Top of Input material

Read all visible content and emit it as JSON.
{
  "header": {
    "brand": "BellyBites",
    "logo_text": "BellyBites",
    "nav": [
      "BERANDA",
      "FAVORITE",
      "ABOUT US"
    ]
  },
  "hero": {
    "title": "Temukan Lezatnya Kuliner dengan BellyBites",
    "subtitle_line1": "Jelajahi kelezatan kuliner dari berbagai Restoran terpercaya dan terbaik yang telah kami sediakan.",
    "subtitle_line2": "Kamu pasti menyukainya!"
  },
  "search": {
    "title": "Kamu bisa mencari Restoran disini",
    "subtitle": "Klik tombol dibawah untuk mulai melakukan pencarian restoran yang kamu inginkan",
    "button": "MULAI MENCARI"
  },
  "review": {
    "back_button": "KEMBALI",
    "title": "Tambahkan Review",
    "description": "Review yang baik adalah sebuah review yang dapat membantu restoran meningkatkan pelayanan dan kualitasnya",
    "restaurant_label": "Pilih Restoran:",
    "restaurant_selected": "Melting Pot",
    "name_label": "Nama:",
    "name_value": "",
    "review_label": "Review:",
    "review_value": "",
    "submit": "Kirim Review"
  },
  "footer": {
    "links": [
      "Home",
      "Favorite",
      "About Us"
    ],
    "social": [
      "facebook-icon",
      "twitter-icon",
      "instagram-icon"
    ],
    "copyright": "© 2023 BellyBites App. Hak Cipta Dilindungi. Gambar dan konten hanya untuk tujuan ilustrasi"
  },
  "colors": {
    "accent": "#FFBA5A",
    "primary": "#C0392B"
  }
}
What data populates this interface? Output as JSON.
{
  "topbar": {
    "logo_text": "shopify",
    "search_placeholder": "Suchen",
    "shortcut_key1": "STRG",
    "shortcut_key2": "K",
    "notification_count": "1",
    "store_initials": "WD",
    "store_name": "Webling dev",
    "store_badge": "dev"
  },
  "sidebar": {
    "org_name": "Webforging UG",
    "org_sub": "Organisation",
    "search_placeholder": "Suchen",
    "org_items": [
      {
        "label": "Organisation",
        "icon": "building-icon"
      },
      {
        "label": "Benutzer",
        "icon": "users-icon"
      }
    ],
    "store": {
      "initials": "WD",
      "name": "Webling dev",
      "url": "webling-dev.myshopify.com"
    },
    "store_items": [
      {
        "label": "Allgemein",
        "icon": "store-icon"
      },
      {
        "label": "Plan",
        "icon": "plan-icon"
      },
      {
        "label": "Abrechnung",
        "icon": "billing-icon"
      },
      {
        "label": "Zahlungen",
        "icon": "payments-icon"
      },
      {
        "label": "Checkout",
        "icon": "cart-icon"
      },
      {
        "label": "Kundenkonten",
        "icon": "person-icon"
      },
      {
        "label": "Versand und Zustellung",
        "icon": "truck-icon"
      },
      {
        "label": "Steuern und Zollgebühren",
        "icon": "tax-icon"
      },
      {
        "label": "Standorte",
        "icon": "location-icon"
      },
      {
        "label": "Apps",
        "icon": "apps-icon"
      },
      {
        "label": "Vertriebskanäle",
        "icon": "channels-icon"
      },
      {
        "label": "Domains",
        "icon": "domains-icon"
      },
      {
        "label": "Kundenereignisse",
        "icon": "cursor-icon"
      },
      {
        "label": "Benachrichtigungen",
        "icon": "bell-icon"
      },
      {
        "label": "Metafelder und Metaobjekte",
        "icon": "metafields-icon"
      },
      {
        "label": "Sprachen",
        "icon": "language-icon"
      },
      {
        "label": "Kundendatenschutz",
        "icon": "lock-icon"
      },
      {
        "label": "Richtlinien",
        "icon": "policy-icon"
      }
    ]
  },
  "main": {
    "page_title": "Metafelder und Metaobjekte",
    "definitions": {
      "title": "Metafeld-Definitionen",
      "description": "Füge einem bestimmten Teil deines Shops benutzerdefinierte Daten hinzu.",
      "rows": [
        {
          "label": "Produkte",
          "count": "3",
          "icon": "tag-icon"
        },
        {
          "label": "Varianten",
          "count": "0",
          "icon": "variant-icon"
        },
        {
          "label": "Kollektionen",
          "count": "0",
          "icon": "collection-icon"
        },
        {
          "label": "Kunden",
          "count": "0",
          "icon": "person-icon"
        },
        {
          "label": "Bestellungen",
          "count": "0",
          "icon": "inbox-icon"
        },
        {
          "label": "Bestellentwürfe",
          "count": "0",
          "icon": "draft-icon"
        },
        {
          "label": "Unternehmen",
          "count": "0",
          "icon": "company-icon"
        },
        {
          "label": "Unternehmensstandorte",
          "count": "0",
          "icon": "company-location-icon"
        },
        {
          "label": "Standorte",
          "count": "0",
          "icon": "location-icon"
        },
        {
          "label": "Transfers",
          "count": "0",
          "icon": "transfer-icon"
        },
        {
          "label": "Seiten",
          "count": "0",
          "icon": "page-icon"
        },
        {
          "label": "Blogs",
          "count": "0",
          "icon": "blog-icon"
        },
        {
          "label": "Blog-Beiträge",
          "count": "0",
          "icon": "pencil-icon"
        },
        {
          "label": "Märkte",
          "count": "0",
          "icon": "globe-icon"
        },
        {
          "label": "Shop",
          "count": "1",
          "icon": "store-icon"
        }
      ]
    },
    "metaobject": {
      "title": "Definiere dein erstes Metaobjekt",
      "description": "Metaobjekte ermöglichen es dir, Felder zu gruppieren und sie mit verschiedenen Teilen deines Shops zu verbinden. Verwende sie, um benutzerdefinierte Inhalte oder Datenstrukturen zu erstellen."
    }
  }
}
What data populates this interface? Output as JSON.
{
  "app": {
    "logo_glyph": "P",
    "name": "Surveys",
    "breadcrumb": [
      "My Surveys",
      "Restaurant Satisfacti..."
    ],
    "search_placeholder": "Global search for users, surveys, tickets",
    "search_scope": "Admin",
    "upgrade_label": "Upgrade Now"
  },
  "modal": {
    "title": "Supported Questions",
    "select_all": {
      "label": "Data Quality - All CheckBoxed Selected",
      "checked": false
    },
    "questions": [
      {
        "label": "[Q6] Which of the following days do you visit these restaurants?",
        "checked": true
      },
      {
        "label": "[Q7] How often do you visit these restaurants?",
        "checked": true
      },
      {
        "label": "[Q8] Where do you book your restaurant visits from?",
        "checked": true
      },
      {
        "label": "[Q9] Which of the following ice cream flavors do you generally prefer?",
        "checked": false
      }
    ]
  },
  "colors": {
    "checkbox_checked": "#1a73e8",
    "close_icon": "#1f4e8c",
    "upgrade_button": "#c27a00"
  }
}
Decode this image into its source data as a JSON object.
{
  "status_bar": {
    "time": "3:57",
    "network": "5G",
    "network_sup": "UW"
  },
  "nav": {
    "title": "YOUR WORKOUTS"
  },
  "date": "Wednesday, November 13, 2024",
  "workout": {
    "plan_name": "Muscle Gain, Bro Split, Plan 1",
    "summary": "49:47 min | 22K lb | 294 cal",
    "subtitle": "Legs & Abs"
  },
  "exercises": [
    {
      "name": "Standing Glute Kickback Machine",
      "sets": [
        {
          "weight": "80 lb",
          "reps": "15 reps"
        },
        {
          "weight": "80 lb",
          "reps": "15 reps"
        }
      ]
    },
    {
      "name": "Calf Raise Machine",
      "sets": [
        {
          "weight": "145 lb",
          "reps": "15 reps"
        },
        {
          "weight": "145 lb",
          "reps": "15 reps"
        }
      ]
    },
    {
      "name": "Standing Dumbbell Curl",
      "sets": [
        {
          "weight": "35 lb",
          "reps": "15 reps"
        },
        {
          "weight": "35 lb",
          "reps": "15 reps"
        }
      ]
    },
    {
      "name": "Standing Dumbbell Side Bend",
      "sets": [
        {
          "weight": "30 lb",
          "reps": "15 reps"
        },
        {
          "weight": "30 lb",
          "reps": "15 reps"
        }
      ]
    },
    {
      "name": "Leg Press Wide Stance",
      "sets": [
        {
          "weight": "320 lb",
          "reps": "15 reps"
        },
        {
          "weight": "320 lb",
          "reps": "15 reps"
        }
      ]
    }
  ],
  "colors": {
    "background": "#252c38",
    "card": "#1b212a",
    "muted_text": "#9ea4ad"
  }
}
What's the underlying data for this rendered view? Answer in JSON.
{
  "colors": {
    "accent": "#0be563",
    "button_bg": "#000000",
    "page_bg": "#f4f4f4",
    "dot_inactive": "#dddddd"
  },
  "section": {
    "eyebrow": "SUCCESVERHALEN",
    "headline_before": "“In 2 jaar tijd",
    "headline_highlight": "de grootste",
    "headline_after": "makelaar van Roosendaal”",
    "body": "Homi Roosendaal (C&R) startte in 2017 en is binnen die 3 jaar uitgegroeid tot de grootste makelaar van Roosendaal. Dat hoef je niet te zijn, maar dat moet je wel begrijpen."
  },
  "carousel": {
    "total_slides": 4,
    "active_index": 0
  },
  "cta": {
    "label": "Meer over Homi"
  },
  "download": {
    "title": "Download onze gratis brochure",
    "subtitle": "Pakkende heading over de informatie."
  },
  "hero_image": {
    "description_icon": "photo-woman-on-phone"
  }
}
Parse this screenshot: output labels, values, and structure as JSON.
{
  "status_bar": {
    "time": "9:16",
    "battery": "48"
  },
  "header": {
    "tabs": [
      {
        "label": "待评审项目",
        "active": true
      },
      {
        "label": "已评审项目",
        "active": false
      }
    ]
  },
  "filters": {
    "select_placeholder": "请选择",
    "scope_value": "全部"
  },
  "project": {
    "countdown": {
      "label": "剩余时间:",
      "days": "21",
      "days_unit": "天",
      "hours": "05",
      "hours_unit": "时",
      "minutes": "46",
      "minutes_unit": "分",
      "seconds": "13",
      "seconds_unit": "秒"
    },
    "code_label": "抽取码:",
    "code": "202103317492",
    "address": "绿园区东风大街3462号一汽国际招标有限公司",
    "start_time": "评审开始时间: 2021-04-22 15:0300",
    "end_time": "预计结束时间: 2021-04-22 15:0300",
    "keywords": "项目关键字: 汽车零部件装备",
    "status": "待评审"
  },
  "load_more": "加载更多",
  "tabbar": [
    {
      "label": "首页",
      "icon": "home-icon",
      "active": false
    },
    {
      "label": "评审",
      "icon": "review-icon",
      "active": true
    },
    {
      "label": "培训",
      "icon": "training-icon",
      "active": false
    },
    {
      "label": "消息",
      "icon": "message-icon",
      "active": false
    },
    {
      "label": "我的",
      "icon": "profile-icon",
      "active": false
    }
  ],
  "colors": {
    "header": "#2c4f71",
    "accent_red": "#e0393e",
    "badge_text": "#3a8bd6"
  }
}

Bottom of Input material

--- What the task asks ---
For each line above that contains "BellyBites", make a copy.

--- Answer below ---
    "brand": "BellyBites",
    "logo_text": "BellyBites",
    "title": "Temukan Lezatnya Kuliner dengan BellyBites",
    "copyright": "© 2023 BellyBites App. Hak Cipta Dilindungi. Gambar dan konten hanya untuk tujuan ilustrasi"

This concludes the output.